Saturday Night Live goes through cycles of popularity, and this election year means more views. The show’s October premiere was its most watched in the past four years. SNL continues to provide weekly relief from the anxiety surrounding Nov. 3, but its impact goes beyond comedy.
Studies have defined the show’s political effects as the “SNL effect.” In 2008, for example, Tina Fey’s impersonation of Sarah Palin contributed to a serious drop in her popularity. The show’s content has the potential to have a serious effect on a high-stakes election — especially in 2020. SNL is no longer satire.
Comedians should not satirize subjects they personally know — satire should remain as untouched criticism, and for SNL actors to make fun of people they may very well know outside of the show deflates any sense of an actual successful satire.
SNL was praised for unapologetically criticizing President Donald Trump at the start of his term, but the show could only be so controversial. He is one of the most impersonated figures on SNL, but he has also hosted the show multiple times. The writers have mocked presidents for decades, but Trump’s criticism is unique due to their close ties. These jokes feel real to an audience, but they’re inevitably created under a compromising influence. Relationships like this challenge whether the show is still satire.
SNL should not affect people’s views of political issues and figures when they’re claiming to satirize people they often know personally.
Besides, SNL is still a part of show business. Writers have to create honest and accurate commentary while maintaining relationships with their high-profile subjects. They can only push their jokes so far, in order to stay amicable.
In 2015, Trump hosted the show at a crucial time during the Republican debate season. Taran Killam, who played him before Alec Baldwin, commented on this decision in an NPR interview.
“I don’t think the intention of having him on was ever politically based. I sincerely believe that. But I don’t think it was considered — the implications that it had then and could have moving forward,” Killam said.
Killam commented in the same interview that SNL being a leader against the presidency feels hypocritical, due to their ties. Comedians are supposed to be free from the influences of political relationships. They should not fear censorship or pressure to devote their platform to select political candidates. That compromises the integrity of satire as an art.
In 2018, Trump directed significant attention to the show. In a tweet, he called it “one sided coverage” and “nothing less than unfair news coverage.”
Not only did SNL clearly damage its ties with the president, but some people agreed with his criticism, proving SNL continues to move far away from its satirical roots. Its skits can be interpreted as a kind of news coverage, which proves the show is missing the clarity that is such an important part of this comedic form. Even political satire needs to clearly be a caricature. Audiences need to know that they cannot take it too seriously.

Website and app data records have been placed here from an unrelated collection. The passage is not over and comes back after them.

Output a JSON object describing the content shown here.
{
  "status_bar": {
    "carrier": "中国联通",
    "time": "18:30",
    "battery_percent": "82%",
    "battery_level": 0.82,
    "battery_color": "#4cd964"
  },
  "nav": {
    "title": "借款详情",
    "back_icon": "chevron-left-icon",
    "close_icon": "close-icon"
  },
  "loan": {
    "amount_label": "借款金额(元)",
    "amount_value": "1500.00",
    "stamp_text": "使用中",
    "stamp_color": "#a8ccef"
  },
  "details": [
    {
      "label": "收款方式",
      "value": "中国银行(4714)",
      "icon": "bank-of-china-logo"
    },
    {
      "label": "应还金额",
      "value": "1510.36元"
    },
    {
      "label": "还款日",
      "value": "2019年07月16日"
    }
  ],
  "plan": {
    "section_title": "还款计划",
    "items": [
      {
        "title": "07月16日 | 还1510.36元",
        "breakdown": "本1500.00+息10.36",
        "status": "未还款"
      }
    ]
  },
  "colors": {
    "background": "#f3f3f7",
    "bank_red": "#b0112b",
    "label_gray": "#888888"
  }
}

Cast member Kate McKinnon is known for her hilarious impersonation of Sen. Elizabeth Warren. The senator appeared as a guest on the show to be interviewed by McKinnon, who played Fox News host Laura Ingraham. She answered legitimate questions related to her electability after she just dropped out of the 2020 Democratic primary. This was yet another example of SNL’s close ties to politicians and similarly blurred the lines of parody. It was unclear whether Warren was there to poke fun of her uncanny resemblance to McKinnon or to actually advance her career.
The question also remains whether SNL pokes fun equally at political figures regardless of their political affiliations. This further calls into question how much the cast’s friendships affect their work.
McKinnon has also been praised for her on-point portrayal of Hillary Clinton. Clinton has called herself a “big fan” of the star. She’s made an appearance in a skit about herself, serving drinks as a bartender to her impersonator. They have rehearsed together and dined together.
We all make fun of our friends. Friendly teasing keeps us humble. The better you know someone, the easier it is to really roast them. So technically, being friends with your satire subjects should make you better at your job. Considering the proven political effects of SNL, though, it is understandably difficult to really skewer your friend. You may put their campaign or position in jeopardy.
Normally, there should be no problem satirizing someone you know. The “SNL effect” makes that an unrealistic luxury for the SNL cast.
While we continue to enjoy SNL leading up to election day, questioning its “satire” is even more important. We can laugh while also remembering that the workings of SNL are much more complicated due to its relationships with the subjects.